Barometric damper

At a loss today. 1943 built home with furnace that is only a couple years old. High effeciency oil burner. Then I noticed that the barometric damper had been sealed with clear silicone. Has anybody seen this done before? And perhaps a reason why?

Also, in opening the cabinet, there was a lot of powdery substance in the bottom of the tray. Not sure what it is except maybe an absorbant for spilled oil. The furnace tech was leaving just as I arrived. Any clues?

I can’t think of any logical reason the damper was sealed, mayby noise? that powder is most likely “speedy dry”. it’s a clay that absorbs all the fuel oil spilled by the tech. from servicing the unit. when you run out of oil or have to break the lines to the burner, some pressure is needed to bleed the air out and get the thing running. i like to catch it in a can or cup, this guy just let it flow. not to profesional.

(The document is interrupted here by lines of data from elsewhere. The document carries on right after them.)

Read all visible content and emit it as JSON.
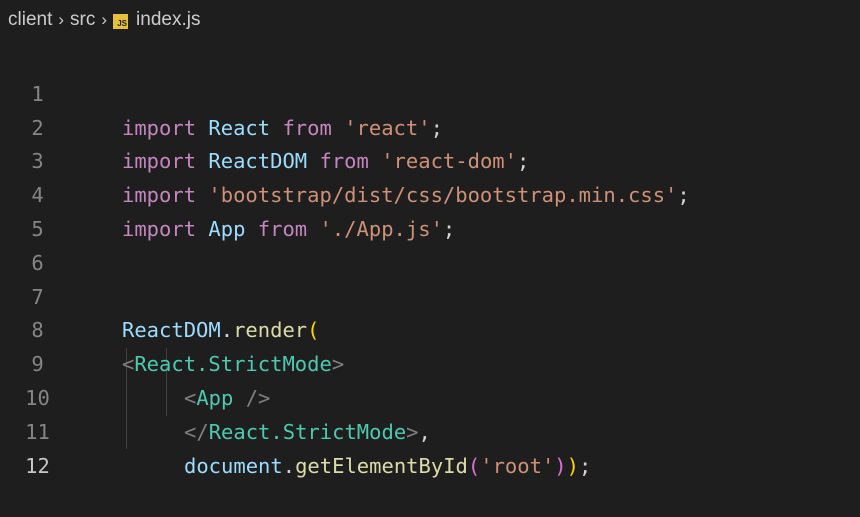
{
  "breadcrumb": {
    "segments": [
      "client",
      "src"
    ],
    "file_badge": "JS",
    "file_name": "index.js",
    "separator": "›"
  },
  "line_numbers": [
    "1",
    "2",
    "3",
    "4",
    "5",
    "6",
    "7",
    "8",
    "9",
    "10",
    "11",
    "12"
  ],
  "code": {
    "l1": {
      "import": "import",
      "name": "React",
      "from": "from",
      "source": "'react'",
      "semi": ";"
    },
    "l2": {
      "import": "import",
      "name": "ReactDOM",
      "from": "from",
      "source": "'react-dom'",
      "semi": ";"
    },
    "l3": {
      "import": "import",
      "source": "'bootstrap/dist/css/bootstrap.min.css'",
      "semi": ";"
    },
    "l4": {
      "import": "import",
      "name": "App",
      "from": "from",
      "source": "'./App.js'",
      "semi": ";"
    },
    "l7": {
      "object": "ReactDOM",
      "dot": ".",
      "method": "render",
      "paren": "("
    },
    "l8": {
      "open": "<",
      "tag": "React.StrictMode",
      "close": ">"
    },
    "l9": {
      "open": "<",
      "tag": "App",
      "close": " />"
    },
    "l10": {
      "open": "</",
      "tag": "React.StrictMode",
      "close": ">",
      "comma": ","
    },
    "l11": {
      "object": "document",
      "dot": ".",
      "method": "getElementById",
      "paren_open": "(",
      "arg": "'root'",
      "paren_close": ")",
      "outer_close": ")",
      "semi": ";"
    }
  },
  "colors": {
    "background": "#1e1e1e",
    "keyword": "#c586c0",
    "identifier": "#9cdcfe",
    "string": "#ce9178",
    "function": "#dcdcaa",
    "tag": "#4ec9b0",
    "bracket_level1": "#ffd700",
    "bracket_level2": "#da70d6",
    "js_badge": "#e5c13b"
  }
}
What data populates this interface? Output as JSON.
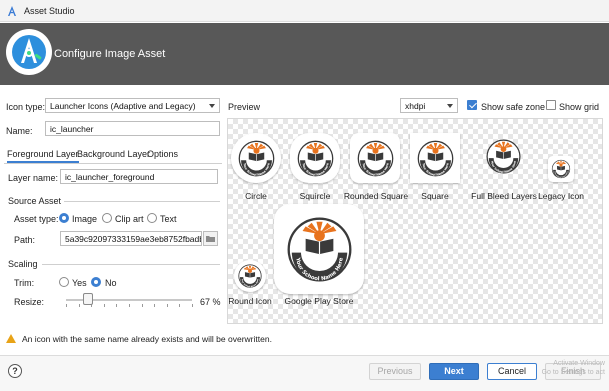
{
  "window": {
    "title": "Asset Studio"
  },
  "banner": {
    "heading": "Configure Image Asset"
  },
  "form": {
    "icon_type_label": "Icon type:",
    "icon_type_value": "Launcher Icons (Adaptive and Legacy)",
    "name_label": "Name:",
    "name_value": "ic_launcher"
  },
  "tabs": [
    "Foreground Layer",
    "Background Layer",
    "Options"
  ],
  "foreground": {
    "layer_name_label": "Layer name:",
    "layer_name_value": "ic_launcher_foreground",
    "source_asset_title": "Source Asset",
    "asset_type_label": "Asset type:",
    "asset_types": [
      "Image",
      "Clip art",
      "Text"
    ],
    "path_label": "Path:",
    "path_value": "5a39c92097333159ae3eb8752fbadb.jj",
    "scaling_title": "Scaling",
    "trim_label": "Trim:",
    "trim_options": [
      "Yes",
      "No"
    ],
    "resize_label": "Resize:",
    "resize_value": "67 %",
    "resize_percent": 67
  },
  "preview": {
    "label": "Preview",
    "density": "xhdpi",
    "show_safe_zone": "Show safe zone",
    "show_grid": "Show grid",
    "icons": [
      "Circle",
      "Squircle",
      "Rounded Square",
      "Square",
      "Full Bleed Layers",
      "Legacy Icon",
      "Round Icon",
      "Google Play Store"
    ],
    "school_text": "Your School Name Here",
    "established_text": "Established 2000"
  },
  "warning": {
    "text": "An icon with the same name already exists and will be overwritten."
  },
  "footer": {
    "help": "?",
    "previous": "Previous",
    "next": "Next",
    "cancel": "Cancel",
    "finish": "Finish",
    "watermark_line1": "Activate Window",
    "watermark_line2": "Go to Settings to act"
  },
  "colors": {
    "accent": "#3c7fd1",
    "banner": "#585858",
    "logo_dark": "#3a3a3a",
    "logo_orange": "#e8731e"
  }
}
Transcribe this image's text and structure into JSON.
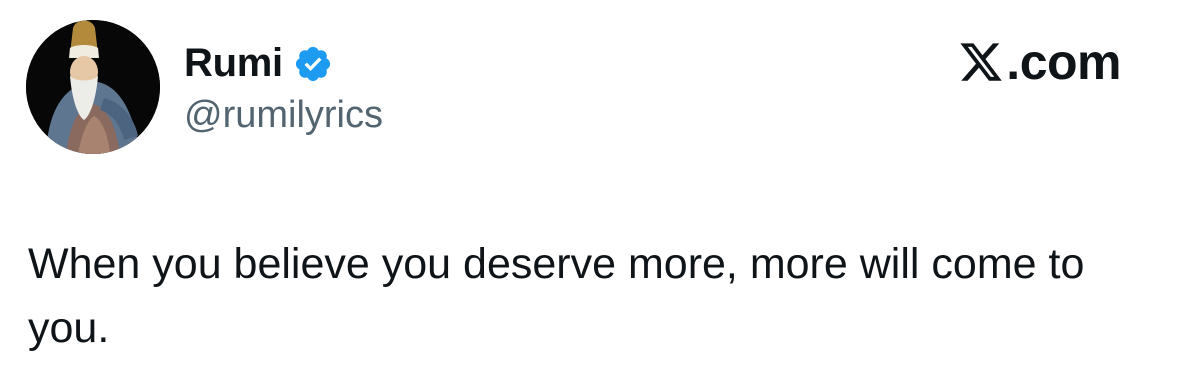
{
  "tweet": {
    "author": {
      "display_name": "Rumi",
      "handle": "@rumilyrics",
      "verified": true,
      "avatar_icon": "portrait-avatar"
    },
    "brand": {
      "icon": "x-logo-icon",
      "text": ".com"
    },
    "text": "When you believe you deserve more, more will come to you."
  },
  "colors": {
    "text_primary": "#0f1419",
    "text_secondary": "#536471",
    "verified_blue": "#1d9bf0",
    "background": "#ffffff"
  }
}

Was the Damper a manually operated damper?

In Chicago you can not have a manual Barometric Damper in your flue.
An automatic damper is acceptable.

This could have to do with proper daft issues. Flue sizes perhaps with respect to proper chimneydraw … Was any other appliance (water heater) removed from the same chimney flue / smoke pipe connection?

Or the homeowner felt a draft coming down from the chimney and figured it was not right so it was sealed. Hmmm You have to wonder who did this. I don’t think a HVAC tech would use clear silicone for this “fix”…

The only other item that may have been attached to the chimney was an old cooking stove that was closed off decades ago up in the kitchen, well before the installation of this new heating unit.

No, but some one calling themselves an HVAC tech might.:roll:

“I’m not an HVAC tech, but I play one on TV”:slight_smile:

Recommend damper to be free-moving. All oil fired appliances need a damper.

If there is an additional damper built into the chimney itself, recommend it be permanently sealed.

Not that anything the guys above said is wrong…and I am sure that you probably know this…but in the absence of knowledge “Uncommon condition exists at the damper, recommend further evaluation by Licensed Qualified HVAC contractor.”

The purpose of the damper is to allow cool air into the flue to bring down the temperature of the exiting flue gas, also to maintain proper venting and combustion efficiency. Sealing the damper decreases the efficiency, creates a possible carbon monoxide hazard and a possible fire hazard with in the flue to the roof.

The power does look like oil dry ??

Is this an oil burner furnace? What make? Model? Some of the newer oil burners are direct vent but they must be set up according to manufacturers installation instructions.

In all cases the best approach is what the Mfg. installation instructions state. I think we are all on the same page here. The local AHJ may modify the install instructions but as we all know at some point upgrades/ modifications by (Homeowners, HVAC techs) do happen so original installs do change along with configurations…maybe. I hope the manual is available somewhere close to the appliance and should be there for all of us.

I always like to check the MFG. plates on the appliances after I get a general view of the install. Orphaned appliances, bad installs or modifications and efficiency of many appliances are coming into play. So what does that do for us? I think it makes it more of a detective thing with respect venting/ combustion air / dilution air and so on… Safety issues all the time. :wink: